presented Tammy and I with presents of coconuts, watermelons, mangoes, and drinks. It was the most heart warming feeling I have ever felt, it almost brought tears to my eyes. We accepted these gifts and were shown around the facility. They have their own garden and

fruit trees which they grow morning glories for the students to eat breakfast. There is one small kitchen made up of a wooden shack with a place to prepare vegetables and a small brick oven to cook rice. Next to that is a spout hooked into an underground water system deep in the earth so the water is naturally clean. They have a library with shelves barely filled with books, a computer lab with 11 computers of which 8 of them work, they have satellite internet connection that is slower than dial up and the computers only work when the big generator they are hooked up to is running. So the computer lab is only running for a couple hours a day because the generator uses one liter of gasoline every hour. After meeting and greeting all the teachers we began shooting some

video for a program that American Assistance for Cambodia is working on, we interviewed a group of girls and asked them what they enjoyed learning and doing at the school.

During lunch we followed a boy named Suohian (Sue) home to meet his family and talk with him about his life and his schooling. He is in 5th grade and wants to go on to be a doctor, but after he is done high school he wants to become a monk. We walked about 1km down a red dirt road to a small little wooden shack on the side of the road where he lives with his grandmother, brother, and sister. His parents were divorced when he was young and his mother works far away and his father disappeared. His grandmother was so welcoming and offered us these specialty rice cakes she makes. They were wrapped in banana leaves and were very tasty. I was amazed at how welcoming they were and how openly they all talked to us. The grandmother
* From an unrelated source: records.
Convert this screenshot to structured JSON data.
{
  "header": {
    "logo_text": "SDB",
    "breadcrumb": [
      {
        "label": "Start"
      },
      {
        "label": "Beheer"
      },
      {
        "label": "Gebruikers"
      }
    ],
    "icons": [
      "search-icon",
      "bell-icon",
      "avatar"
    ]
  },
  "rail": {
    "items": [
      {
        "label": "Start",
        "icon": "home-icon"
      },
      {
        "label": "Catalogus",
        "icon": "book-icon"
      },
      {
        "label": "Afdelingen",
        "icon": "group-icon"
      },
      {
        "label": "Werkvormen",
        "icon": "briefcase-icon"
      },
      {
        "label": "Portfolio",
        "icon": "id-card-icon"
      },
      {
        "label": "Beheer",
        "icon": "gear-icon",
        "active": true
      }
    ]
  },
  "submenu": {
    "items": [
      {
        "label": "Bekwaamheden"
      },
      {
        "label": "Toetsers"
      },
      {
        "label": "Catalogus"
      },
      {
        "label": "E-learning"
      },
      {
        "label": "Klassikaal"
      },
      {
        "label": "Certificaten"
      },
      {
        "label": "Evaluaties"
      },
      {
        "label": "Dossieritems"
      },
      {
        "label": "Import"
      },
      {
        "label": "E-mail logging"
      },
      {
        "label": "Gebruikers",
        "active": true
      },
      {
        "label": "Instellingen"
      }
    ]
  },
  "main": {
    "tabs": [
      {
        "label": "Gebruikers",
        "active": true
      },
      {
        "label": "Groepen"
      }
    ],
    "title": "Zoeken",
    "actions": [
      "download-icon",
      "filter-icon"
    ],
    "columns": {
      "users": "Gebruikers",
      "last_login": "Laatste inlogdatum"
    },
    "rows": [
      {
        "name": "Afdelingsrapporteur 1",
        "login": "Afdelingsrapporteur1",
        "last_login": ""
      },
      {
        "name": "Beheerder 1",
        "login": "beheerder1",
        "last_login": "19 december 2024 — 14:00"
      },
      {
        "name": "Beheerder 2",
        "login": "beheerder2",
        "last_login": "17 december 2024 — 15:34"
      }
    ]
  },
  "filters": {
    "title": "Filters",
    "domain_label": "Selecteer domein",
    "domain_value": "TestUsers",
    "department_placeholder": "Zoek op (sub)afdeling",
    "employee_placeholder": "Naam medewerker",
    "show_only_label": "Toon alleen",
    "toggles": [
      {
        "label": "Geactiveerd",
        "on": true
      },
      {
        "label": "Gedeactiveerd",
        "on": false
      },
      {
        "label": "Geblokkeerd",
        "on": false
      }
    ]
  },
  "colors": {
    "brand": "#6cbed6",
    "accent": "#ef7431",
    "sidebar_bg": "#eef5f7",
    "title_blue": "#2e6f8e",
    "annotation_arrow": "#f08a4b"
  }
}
went on to tell us about her husband and 6 of her 8 children that were killed by Pol Pot and the Khmer Rouge in the 70s. It was one of the most powerful experiences I have ever witnessed, she started crying and was completely open with us. After this somber experience we walked back to the school and I had my first coconut cutting experience, the kids gave us 3 coconuts and the English teacher Nop Vay who was with us all day long use to be a tour guide and he was a professional coconut cutter. After consuming 2 coconuts we headed back to the school and sat in on an English class and helped the students with their pronunciations of certain words. Then Nop Vah fired the generators up and started his computer class, after class I started working to create the school a facebook page so they can share stories and pictures with the host school Nishimachi which donated the school and provides funding for text books and computers. If you google the Kirivorn school barely anything comes up. Nop Vay was very excited that their small humble school will be on the internet. My goal is to create the page and teach the kids this week how to access the page to view their photos and videos and to become pen pals with students from Nishimachi. I am not creating facebook pages for all the students, just one for the school which will be closely monitored by Nop Vay and the Nishimachi school.

It has been a very amazing week and I will always remember the smiling faces on the children as they chased us down the road on our motorbike as we were leaving. It was sad to go.

I am now in Kampot!!! I am so stoked to be here, Charles place is really awesome and it feels really good to have a semi-permanent base to work and live out of for a while. Kampot is a pretty small town, but has a bustling market and beautiful views.

1 comment:

  1. Sounds like quite a humbling and heartwarming adventure. Keep going! Don't forget the 16th Thailand Round-Up on Feb 25-27 in Bangkok. A good friend of mine, Roman, from the GB nooner group used to go there all the time. Go and bring back experience, strength and hope. I am always reminding myself why I can go to these far off places in the first place--because I have been given the gift of sober living!